_WHAT TO PRODUCE_
Scan each line of the entries below for the word "rows" and count the ones where it appears. The answer is that number alone.

DATA SECTION section start

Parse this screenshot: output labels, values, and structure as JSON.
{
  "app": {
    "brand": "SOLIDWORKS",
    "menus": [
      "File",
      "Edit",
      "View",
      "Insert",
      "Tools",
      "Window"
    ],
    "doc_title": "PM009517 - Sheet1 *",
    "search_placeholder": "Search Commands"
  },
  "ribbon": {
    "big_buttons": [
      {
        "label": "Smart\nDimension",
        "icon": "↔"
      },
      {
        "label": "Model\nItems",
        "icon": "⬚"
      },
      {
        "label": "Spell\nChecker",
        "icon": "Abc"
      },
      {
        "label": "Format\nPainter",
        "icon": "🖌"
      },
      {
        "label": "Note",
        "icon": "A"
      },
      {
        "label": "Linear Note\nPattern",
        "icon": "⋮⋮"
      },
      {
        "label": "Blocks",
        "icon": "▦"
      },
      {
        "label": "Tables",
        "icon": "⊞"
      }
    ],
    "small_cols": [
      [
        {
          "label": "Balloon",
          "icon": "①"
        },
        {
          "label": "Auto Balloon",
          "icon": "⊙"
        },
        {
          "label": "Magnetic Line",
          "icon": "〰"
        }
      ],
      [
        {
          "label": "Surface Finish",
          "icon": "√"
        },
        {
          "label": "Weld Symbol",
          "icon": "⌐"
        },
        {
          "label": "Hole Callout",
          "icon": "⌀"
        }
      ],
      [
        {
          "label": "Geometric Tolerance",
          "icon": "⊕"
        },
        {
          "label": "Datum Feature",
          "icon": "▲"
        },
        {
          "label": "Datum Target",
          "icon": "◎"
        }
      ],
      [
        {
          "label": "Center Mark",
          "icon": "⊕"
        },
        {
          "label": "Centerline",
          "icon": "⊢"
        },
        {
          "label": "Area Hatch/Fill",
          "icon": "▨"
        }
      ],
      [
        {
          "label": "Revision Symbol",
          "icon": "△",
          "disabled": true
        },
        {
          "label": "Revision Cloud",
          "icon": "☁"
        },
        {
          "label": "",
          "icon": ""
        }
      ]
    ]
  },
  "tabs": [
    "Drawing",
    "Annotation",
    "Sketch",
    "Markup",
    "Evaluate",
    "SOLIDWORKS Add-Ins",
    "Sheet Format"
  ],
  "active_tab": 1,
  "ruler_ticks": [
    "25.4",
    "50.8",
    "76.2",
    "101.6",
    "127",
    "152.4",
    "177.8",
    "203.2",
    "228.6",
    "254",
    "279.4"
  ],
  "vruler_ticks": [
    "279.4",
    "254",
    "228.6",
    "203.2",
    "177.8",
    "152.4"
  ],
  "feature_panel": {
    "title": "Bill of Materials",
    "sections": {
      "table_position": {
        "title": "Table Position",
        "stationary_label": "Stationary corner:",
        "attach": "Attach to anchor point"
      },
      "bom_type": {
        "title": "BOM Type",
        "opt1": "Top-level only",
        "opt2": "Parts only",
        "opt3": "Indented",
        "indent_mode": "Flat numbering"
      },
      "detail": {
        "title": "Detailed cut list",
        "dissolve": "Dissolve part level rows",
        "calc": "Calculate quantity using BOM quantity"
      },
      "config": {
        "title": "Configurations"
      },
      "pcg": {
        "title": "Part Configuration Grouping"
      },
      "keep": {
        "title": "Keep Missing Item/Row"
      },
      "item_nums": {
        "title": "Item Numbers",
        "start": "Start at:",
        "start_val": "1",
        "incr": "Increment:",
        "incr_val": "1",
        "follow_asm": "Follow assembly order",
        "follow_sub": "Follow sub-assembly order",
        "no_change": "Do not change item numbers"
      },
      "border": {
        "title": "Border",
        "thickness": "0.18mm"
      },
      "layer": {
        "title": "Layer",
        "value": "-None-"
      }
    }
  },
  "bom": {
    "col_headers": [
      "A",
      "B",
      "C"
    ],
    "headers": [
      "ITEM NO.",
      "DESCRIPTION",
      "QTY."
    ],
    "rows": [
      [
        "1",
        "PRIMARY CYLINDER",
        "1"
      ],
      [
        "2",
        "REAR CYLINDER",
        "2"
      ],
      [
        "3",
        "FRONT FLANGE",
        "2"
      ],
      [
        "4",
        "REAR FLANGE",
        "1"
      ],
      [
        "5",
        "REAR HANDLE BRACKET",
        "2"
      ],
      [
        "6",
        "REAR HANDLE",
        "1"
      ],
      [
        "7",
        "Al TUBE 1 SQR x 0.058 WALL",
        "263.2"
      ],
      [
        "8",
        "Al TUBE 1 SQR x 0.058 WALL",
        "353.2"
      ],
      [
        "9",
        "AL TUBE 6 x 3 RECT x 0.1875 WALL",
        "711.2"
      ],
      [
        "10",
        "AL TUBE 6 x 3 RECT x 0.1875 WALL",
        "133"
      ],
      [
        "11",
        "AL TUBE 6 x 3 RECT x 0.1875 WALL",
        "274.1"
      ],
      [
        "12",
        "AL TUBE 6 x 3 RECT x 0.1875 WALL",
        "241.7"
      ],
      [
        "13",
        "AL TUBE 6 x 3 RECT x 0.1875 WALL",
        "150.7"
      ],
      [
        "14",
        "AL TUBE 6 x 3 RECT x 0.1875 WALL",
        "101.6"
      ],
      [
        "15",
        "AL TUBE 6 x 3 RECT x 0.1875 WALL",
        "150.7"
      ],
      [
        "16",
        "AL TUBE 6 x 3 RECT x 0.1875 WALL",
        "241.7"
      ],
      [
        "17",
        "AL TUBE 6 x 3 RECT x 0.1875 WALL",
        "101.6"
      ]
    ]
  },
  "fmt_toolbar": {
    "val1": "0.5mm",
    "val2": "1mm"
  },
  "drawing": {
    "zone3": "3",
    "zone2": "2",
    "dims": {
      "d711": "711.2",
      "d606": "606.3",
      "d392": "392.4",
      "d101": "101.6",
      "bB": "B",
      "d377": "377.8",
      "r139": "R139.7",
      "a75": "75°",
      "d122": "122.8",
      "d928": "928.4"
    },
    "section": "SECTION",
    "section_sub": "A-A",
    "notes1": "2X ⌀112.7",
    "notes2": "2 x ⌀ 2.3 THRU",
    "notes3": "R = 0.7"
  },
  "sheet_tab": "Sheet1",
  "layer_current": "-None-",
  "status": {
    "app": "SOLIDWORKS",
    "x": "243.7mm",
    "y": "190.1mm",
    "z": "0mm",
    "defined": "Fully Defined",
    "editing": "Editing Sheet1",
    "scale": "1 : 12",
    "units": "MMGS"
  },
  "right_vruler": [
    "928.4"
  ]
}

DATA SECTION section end

_ANSWER TO THIS TASK_
2